Baby and mom

Pregnancy can be a hugely physical and emotional journey, but childbirth and postnatal are no easier. Your body will go through a lot during birth and the changes can be complex and difficult. It is really important to understand the changes that your body is going through, how to recover, relax and recuperate properly.

You should expect bleeding

For a week or two after giving birth, you should expect some bright red discharges called “lochia.” You may also see some small clots, especially during the first week after childbirth and lochia will continue for up 6 weeks postpartum.

But if you notice bigger and more frequent clots or a foul odour in your discharges, talk to your midwife immediately.

You may experience pain

Childbirth is a long and stressful process, so you can expect some after-birth pains for a few days after delivery. The pain will feel like moderate period pains or can be as bad as feeling like you’re in labour. This tends to be normal as your uterus is contracting back to its pre-pregnancy size. 

If you gave birth vaginally, you may also feel some pain on your perineum. If you had a C-section, your wound may also ache, which is why you need to be religious about taking your pain medication.

You won’t produce as much milk right away

Poor milk production can be a common frustration among new mothers, but it is normal to not be able to produce large quantities of milk immediately. Keep persevering! Even the small amounts of breastmilk are fantastic for your baby as they are packed with nutrients.

Remember that quantity is not as important since your baby’s tummy is only the size of a marble. After 3-5 days, you should expect your milk production to increase significantly.

You would be extra emotional

You may feel extra emotional three days after giving birth, and that’s completely normal. Midwife Jocelyn Brown explains: “The birth buzz is wearing off, estrogen and progesterone levels are dropping off, and prolactin and oxytocin levels rise and fall throughout the day while the baby suckles.”

Sleep deprivation and pain from birth may also contribute to your emotional state. It is so important to have a strong support system from your spouse, family and friends during this time of transition.

You will feel very exhausted

Giving birth to a tiny baby can be exhausting, however it is not unusual for you to struggle to sleep for over 4 hours at time with breastfeeding and adjusting to the hormonal changes in your body. To ensure you can rest properly, it is helpful to keep your visitors to a minimum. This will give you time to recover and rest, before having to entertain guests.

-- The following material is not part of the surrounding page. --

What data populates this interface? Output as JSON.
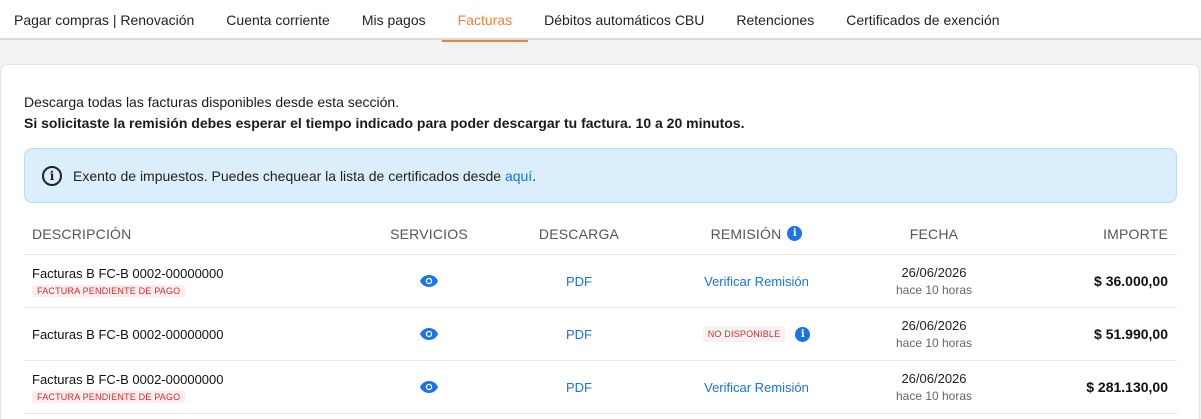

Get In Touch

At Pregma, we believe in achieving the best possible pregnancy and birth for you possible. We have a fantastic team of medical advisors who are ready to help and expertly guide you through your pregnancy and afterbirth. If you are still struggling to sleep and are suffering negatively because of it please contact our team at… for more information.